Appellant's contention that "there was an unexplained break in the chain of custody of certain evidence" is not supported by the record. Instead, the record reflects that: heroin was purchased from appellant by two deputy sheriffs; preliminary examination of the substance purchased by these officers revealed that it was heroin; one of the officers marked the package containing this substance for identification purposes; this same package was mailed to the Texas Department of Public Safety Laboratory in Austin, where it was received by the chemist who analyzed the contents and determined that it was heroin; the chemist also marked the package containing the heroin, for identification purposes. Both the officer and the chemist identified the exhibit. The fact that there was an interval between the date of the sale and the date the package was mailed does not warrant excluding this exhibit from evidence. During this period the exhibit was kept in an evidence locker to which only one other deputy had access. Appellant's objections on the basis of these factors, at most, go to the weight to be given to the evidence, not to its admissibility. Walker v. State, Tex.Cr.App., 470 S.W.2d 669.

Appellant complains of the "reference" by the prosecutor to a "rap sheet" during the punishment hearing.

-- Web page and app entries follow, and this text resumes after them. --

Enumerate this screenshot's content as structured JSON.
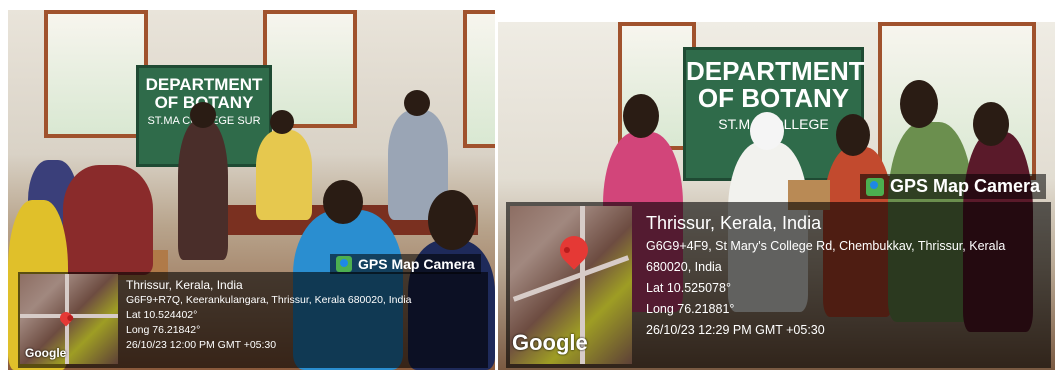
{
  "left_photo": {
    "board": {
      "line1": "DEPARTMENT",
      "line2": "OF BOTANY",
      "line3": "ST.MA   COLLEGE\n           SUR"
    },
    "tag": "GPS Map Camera",
    "google": "Google",
    "place": "Thrissur, Kerala, India",
    "address": "G6F9+R7Q, Keerankulangara, Thrissur, Kerala 680020, India",
    "lat": "Lat 10.524402°",
    "long": "Long 76.21842°",
    "datetime": "26/10/23 12:00 PM GMT +05:30"
  },
  "right_photo": {
    "board": {
      "line1": "DEPARTMENT",
      "line2": "OF BOTANY",
      "line3": "ST.MA   COLLEGE"
    },
    "tag": "GPS Map Camera",
    "google": "Google",
    "place": "Thrissur, Kerala, India",
    "address_line1": "G6G9+4F9, St Mary's College Rd, Chembukkav, Thrissur, Kerala",
    "address_line2": "680020, India",
    "lat": "Lat 10.525078°",
    "long": "Long 76.21881°",
    "datetime": "26/10/23 12:29 PM GMT +05:30"
  }
}
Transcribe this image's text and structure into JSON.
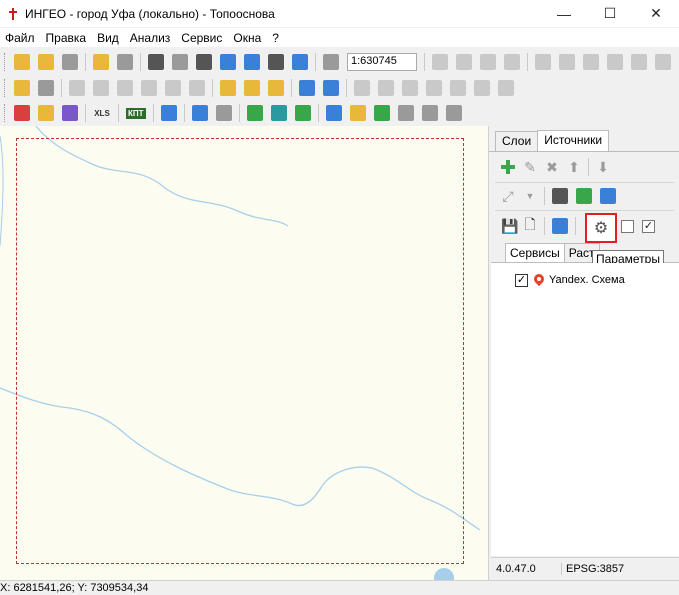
{
  "window": {
    "title": "ИНГЕО - город Уфа (локально) - Топооснова",
    "minimize_glyph": "—",
    "maximize_glyph": "☐",
    "close_glyph": "✕"
  },
  "menu": {
    "items": [
      "Файл",
      "Правка",
      "Вид",
      "Анализ",
      "Сервис",
      "Окна",
      "?"
    ]
  },
  "toolbar": {
    "scale_value": "1:630745",
    "xls_label": "XLS",
    "kpt_label": "КПТ"
  },
  "panel": {
    "tabs": [
      "Слои",
      "Источники"
    ],
    "active_tab": "Источники",
    "subtabs": [
      "Сервисы",
      "Раст"
    ],
    "active_subtab": "Сервисы",
    "tooltip": "Параметры",
    "list": [
      {
        "label": "Yandex. Схема",
        "checked": true
      }
    ],
    "version": "4.0.47.0",
    "epsg": "EPSG:3857"
  },
  "status": {
    "coords": "X: 6281541,26; Y: 7309534,34"
  },
  "colors": {
    "accent_red": "#e02020",
    "map_background": "#fdfcf0",
    "river": "#a8cfea",
    "frame": "#c03030"
  }
}
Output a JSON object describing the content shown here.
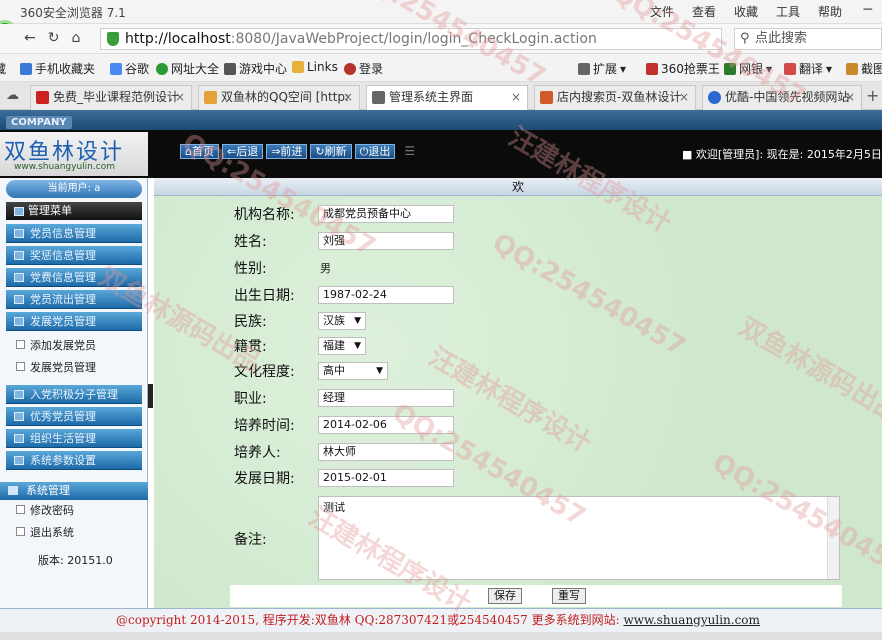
{
  "browser": {
    "title": "360安全浏览器 7.1",
    "menus": [
      "文件",
      "查看",
      "收藏",
      "工具",
      "帮助"
    ],
    "url_host": "http://localhost",
    "url_rest": ":8080/JavaWebProject/login/login_CheckLogin.action",
    "search_placeholder": "点此搜索",
    "bookmarks": [
      {
        "label": "藏",
        "color": "#888"
      },
      {
        "label": "手机收藏夹",
        "color": "#3a7bd5"
      },
      {
        "label": "谷歌",
        "color": "#4a8af4"
      },
      {
        "label": "网址大全",
        "color": "#2d9a3a"
      },
      {
        "label": "游戏中心",
        "color": "#555"
      },
      {
        "label": "Links",
        "color": "#e6b23a"
      },
      {
        "label": "登录",
        "color": "#b5322a"
      },
      {
        "label": "扩展",
        "color": "#666"
      },
      {
        "label": "360抢票王",
        "color": "#c23030"
      },
      {
        "label": "网银",
        "color": "#2a7a2a"
      },
      {
        "label": "翻译",
        "color": "#d24a4a"
      },
      {
        "label": "截图",
        "color": "#c98a2a"
      }
    ],
    "tabs": [
      {
        "label": "免费_毕业课程范例设计",
        "color": "#c22"
      },
      {
        "label": "双鱼林的QQ空间 [http:",
        "color": "#e6a23a"
      },
      {
        "label": "管理系统主界面",
        "color": "#666",
        "active": true
      },
      {
        "label": "店内搜索页-双鱼林设计",
        "color": "#d05a2a"
      },
      {
        "label": "优酷-中国领先视频网站",
        "color": "#2a6ad0"
      }
    ]
  },
  "header": {
    "company": "COMPANY",
    "brand": "双鱼林设计",
    "brand_url": "www.shuangyulin.com",
    "toolbar": [
      "首页",
      "后退",
      "前进",
      "刷新",
      "退出"
    ],
    "welcome": "■ 欢迎[管理员]:   现在是: 2015年2月5日"
  },
  "sidebar": {
    "current_user": "当前用户: a",
    "menu_title": "管理菜单",
    "items": [
      "党员信息管理",
      "奖惩信息管理",
      "党费信息管理",
      "党员流出管理",
      "发展党员管理"
    ],
    "sub_items": [
      "添加发展党员",
      "发展党员管理"
    ],
    "items2": [
      "入党积极分子管理",
      "优秀党员管理",
      "组织生活管理",
      "系统参数设置"
    ],
    "system_title": "系统管理",
    "system_items": [
      "修改密码",
      "退出系统"
    ],
    "version": "版本: 20151.0"
  },
  "main": {
    "title": "欢",
    "fields": [
      {
        "label": "机构名称:",
        "value": "成都党员预备中心",
        "type": "input"
      },
      {
        "label": "姓名:",
        "value": "刘强",
        "type": "input"
      },
      {
        "label": "性别:",
        "value": "男",
        "type": "plain"
      },
      {
        "label": "出生日期:",
        "value": "1987-02-24",
        "type": "input"
      },
      {
        "label": "民族:",
        "value": "汉族",
        "type": "select"
      },
      {
        "label": "籍贯:",
        "value": "福建",
        "type": "select"
      },
      {
        "label": "文化程度:",
        "value": "高中",
        "type": "select"
      },
      {
        "label": "职业:",
        "value": "经理",
        "type": "input"
      },
      {
        "label": "培养时间:",
        "value": "2014-02-06",
        "type": "input"
      },
      {
        "label": "培养人:",
        "value": "林大师",
        "type": "input"
      },
      {
        "label": "发展日期:",
        "value": "2015-02-01",
        "type": "input"
      }
    ],
    "remark_label": "备注:",
    "remark_value": "测试",
    "save_label": "保存",
    "reset_label": "重写"
  },
  "footer": {
    "text": "@copyright 2014-2015, 程序开发:双鱼林  QQ:287307421或254540457  更多系统到网站: ",
    "link": "www.shuangyulin.com"
  },
  "watermark": [
    "QQ:254540457",
    "汪建林程序设计",
    "双鱼林源码出品"
  ]
}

At the punishment stage of the trial appellant's sister and sister-in-law testified that appellant's reputation was good. On cross-examination they were asked if they had heard of certain convictions and arrests in the past. Thereafter, appellant took the stand in his own behalf and introduced the "rap sheet" in question. He admitted: that he "gave" the officer the heroin in question; that he was an addict; that he had served two terms in the penitentiary; that he had been, in fact, arrested on all dates inquired about in the "have you heard" questions propounded to his character witnesses except one. No error is shown.

Next, appellant contends the punishment was excessive.

The punishment assessed was within the range set by the legislature. Article 725b, Sec. 23(c), Vernon's Ann.P.C., fixes the punishment as "... imprisonment in the penitentiary for not less than five years nor more than life." See Stallings v. State, Tex.Cr.App., 476 S.W.2d 679; Deeds v. State, Tex.Cr.App., 474 S.W.2d 718; Wilson v. State, Tex.Cr.App., 473 S.W.2d 532.

Appellant also complains of jury misconduct. He has not shown such by affidavit or otherwise. Hence, no error.

Finally, appellant asserts that "the verdict in this case is contrary to the law and evidence." This ground of error is overruled. The evidence is sufficient to support the verdict.

The judgment is affirmed.


[1] The record shows that other persons were in the bar on the date in question, so references to the lack of defense testimony (no defense testimony was offered at the guilt or innocence stage of the trial) could possibly relate to them not being called as witnesses. In such event, the remarks should have been so predicated.

[2] Had appellant moved for a mistrial a different result might very well be reached. It should be noted that to obtain a mistrial, a motion is necessary. The risk of jeopardy attaching is too great for the trial court to grant a mistrial on its own motion. See United States v. Jorn, 400 U.S. 470, 91 S. Ct. 547, 27 L. Ed. 2d 543; Taylor v. State, Tex.Cr.App., 474 S.W.2d 207.